Return every line in the entries below where the word "JSON" shows up.

-- Opening Marker --

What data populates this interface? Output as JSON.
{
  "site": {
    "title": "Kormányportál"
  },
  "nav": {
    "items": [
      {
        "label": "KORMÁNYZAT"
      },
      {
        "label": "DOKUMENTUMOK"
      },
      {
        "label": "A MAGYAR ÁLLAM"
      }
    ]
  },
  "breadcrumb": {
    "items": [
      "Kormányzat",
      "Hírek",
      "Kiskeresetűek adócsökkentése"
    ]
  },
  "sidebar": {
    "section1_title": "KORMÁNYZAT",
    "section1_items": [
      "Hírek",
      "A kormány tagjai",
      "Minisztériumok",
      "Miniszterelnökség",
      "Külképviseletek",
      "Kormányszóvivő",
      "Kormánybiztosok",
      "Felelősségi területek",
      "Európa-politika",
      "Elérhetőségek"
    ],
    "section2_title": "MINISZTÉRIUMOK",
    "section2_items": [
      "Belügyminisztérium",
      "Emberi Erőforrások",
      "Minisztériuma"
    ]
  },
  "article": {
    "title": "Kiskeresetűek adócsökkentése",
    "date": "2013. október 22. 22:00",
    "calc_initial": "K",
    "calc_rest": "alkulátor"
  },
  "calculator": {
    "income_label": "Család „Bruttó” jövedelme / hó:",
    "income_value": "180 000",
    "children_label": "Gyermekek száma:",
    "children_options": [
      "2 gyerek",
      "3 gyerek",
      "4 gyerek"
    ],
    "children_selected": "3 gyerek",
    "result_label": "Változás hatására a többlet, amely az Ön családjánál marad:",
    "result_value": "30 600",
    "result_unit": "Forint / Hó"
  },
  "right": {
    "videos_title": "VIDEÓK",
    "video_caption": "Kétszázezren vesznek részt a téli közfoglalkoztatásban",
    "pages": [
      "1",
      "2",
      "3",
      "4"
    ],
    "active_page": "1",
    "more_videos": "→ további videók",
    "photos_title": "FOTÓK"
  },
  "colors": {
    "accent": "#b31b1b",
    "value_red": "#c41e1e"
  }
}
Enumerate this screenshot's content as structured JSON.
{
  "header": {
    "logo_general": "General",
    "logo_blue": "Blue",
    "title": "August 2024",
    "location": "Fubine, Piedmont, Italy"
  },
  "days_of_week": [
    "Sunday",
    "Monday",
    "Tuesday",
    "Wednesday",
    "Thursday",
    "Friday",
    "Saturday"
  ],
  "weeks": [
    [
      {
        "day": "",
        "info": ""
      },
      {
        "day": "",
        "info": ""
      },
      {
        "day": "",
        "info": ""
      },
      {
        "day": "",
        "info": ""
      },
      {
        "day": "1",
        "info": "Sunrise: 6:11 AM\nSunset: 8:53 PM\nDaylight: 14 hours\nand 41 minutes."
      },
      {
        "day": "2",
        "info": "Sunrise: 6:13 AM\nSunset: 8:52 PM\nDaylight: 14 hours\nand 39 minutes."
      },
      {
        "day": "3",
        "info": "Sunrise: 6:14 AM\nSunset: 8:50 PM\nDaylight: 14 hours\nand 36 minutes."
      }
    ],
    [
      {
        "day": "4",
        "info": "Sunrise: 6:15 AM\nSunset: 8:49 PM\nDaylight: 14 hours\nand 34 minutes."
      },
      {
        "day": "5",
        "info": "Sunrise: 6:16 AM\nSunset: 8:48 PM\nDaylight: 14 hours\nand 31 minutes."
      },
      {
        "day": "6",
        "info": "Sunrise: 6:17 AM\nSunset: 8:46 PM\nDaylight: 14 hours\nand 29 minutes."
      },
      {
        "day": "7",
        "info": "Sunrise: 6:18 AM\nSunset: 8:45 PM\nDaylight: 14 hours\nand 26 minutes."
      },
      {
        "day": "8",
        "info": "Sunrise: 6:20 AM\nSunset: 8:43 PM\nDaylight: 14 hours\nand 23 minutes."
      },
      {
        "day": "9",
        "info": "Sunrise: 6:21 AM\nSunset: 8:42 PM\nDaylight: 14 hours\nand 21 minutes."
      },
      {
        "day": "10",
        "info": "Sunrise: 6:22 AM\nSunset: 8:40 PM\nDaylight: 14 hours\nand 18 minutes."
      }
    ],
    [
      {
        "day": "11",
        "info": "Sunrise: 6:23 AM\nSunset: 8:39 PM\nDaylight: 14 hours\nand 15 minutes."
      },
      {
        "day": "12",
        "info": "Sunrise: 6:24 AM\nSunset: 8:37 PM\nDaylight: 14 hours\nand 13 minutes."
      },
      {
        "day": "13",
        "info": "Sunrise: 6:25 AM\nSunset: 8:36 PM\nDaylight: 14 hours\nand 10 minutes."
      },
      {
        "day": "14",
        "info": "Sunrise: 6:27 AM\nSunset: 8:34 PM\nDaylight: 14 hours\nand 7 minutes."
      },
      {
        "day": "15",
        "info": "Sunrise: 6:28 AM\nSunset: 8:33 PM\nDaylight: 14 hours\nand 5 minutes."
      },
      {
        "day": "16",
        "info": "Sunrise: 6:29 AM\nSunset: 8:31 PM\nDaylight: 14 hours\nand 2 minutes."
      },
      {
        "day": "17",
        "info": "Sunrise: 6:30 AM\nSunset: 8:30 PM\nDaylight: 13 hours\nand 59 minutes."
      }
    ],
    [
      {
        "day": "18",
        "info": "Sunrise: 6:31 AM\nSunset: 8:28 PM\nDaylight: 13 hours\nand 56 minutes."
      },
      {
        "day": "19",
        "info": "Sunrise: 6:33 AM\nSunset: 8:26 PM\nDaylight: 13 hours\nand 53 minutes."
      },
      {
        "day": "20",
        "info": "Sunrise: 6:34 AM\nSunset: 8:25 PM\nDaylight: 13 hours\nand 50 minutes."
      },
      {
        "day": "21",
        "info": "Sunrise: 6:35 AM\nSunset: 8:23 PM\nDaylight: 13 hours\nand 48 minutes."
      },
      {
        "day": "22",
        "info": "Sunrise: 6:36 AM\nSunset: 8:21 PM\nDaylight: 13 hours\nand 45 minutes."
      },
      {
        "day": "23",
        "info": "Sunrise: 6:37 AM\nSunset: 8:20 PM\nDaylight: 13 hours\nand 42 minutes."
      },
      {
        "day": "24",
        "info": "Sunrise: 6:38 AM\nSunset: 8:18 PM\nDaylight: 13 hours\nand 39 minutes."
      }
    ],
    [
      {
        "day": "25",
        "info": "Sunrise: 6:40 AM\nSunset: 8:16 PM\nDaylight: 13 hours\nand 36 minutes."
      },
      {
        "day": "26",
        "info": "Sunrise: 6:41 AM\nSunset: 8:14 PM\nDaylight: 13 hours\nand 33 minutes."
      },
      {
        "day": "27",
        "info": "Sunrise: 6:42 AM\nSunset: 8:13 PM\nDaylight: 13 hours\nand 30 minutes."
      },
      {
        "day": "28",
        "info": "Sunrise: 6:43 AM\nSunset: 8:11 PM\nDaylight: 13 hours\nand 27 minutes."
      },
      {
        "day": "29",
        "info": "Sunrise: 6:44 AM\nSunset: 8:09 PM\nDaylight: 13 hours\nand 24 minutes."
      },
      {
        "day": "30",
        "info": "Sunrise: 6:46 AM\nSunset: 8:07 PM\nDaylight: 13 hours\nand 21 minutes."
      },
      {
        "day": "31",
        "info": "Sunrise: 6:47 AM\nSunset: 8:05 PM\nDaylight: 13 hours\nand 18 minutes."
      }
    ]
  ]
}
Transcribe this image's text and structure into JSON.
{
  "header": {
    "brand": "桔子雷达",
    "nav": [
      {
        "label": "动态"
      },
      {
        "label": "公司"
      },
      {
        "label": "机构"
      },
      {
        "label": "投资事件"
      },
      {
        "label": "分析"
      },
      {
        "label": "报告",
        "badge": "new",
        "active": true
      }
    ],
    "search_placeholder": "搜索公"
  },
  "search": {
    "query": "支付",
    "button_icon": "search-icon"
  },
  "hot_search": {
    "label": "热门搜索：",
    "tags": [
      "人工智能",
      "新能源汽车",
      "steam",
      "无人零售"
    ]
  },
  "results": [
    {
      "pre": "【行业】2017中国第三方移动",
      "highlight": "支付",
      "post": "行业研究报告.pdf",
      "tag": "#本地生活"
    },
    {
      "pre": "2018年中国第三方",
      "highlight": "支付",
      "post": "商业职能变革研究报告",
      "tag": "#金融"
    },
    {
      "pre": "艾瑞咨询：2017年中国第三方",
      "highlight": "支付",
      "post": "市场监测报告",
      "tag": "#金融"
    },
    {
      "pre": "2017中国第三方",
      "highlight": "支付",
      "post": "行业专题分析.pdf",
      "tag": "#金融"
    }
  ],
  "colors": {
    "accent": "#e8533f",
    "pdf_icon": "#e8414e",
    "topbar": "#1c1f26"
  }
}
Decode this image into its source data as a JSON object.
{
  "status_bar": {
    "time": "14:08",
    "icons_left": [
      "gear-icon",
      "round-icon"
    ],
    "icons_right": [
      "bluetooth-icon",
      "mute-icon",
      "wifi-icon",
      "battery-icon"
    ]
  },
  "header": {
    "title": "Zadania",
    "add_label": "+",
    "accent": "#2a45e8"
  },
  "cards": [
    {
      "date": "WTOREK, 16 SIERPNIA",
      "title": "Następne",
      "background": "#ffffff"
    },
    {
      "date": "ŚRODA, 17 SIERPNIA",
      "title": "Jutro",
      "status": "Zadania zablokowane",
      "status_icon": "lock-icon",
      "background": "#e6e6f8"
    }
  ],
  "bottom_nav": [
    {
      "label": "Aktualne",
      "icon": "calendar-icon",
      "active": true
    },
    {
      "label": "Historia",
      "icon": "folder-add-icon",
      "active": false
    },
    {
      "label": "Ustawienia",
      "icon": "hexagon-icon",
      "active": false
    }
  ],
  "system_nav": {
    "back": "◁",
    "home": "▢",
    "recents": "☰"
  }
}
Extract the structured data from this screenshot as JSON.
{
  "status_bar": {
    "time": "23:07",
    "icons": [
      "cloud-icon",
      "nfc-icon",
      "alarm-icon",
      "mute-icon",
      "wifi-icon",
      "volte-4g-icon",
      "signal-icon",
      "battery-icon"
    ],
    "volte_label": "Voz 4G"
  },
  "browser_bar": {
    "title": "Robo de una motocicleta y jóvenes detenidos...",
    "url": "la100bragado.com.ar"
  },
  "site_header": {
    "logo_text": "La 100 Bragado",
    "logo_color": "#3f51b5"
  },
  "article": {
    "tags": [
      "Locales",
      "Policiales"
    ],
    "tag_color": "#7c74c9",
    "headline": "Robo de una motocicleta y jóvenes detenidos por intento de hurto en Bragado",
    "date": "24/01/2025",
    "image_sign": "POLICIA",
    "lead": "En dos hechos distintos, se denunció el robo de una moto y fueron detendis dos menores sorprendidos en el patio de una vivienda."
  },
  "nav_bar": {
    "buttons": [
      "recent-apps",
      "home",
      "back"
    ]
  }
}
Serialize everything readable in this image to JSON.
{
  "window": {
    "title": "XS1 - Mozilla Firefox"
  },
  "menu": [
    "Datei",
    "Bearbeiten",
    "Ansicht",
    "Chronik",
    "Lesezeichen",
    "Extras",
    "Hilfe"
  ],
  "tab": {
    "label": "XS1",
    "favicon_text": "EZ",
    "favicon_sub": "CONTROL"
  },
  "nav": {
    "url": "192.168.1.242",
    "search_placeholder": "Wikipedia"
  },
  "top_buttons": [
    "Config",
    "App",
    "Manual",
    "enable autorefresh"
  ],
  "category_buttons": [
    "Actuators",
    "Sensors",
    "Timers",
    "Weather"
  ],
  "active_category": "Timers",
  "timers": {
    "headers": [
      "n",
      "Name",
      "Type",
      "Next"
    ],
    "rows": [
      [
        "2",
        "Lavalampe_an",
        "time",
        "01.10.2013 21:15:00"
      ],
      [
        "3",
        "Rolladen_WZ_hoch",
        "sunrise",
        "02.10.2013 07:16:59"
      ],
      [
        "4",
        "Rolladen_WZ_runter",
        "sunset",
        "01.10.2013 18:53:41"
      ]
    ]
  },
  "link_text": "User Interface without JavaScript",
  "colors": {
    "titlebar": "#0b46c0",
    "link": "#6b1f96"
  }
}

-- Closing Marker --

Exercise output:
What data populates this interface? Output as JSON.
Enumerate this screenshot's content as structured JSON.
Transcribe this image's text and structure into JSON.
Decode this image into its source data as a JSON object.
Extract the structured data from this screenshot as JSON.
Serialize everything readable in this image to JSON.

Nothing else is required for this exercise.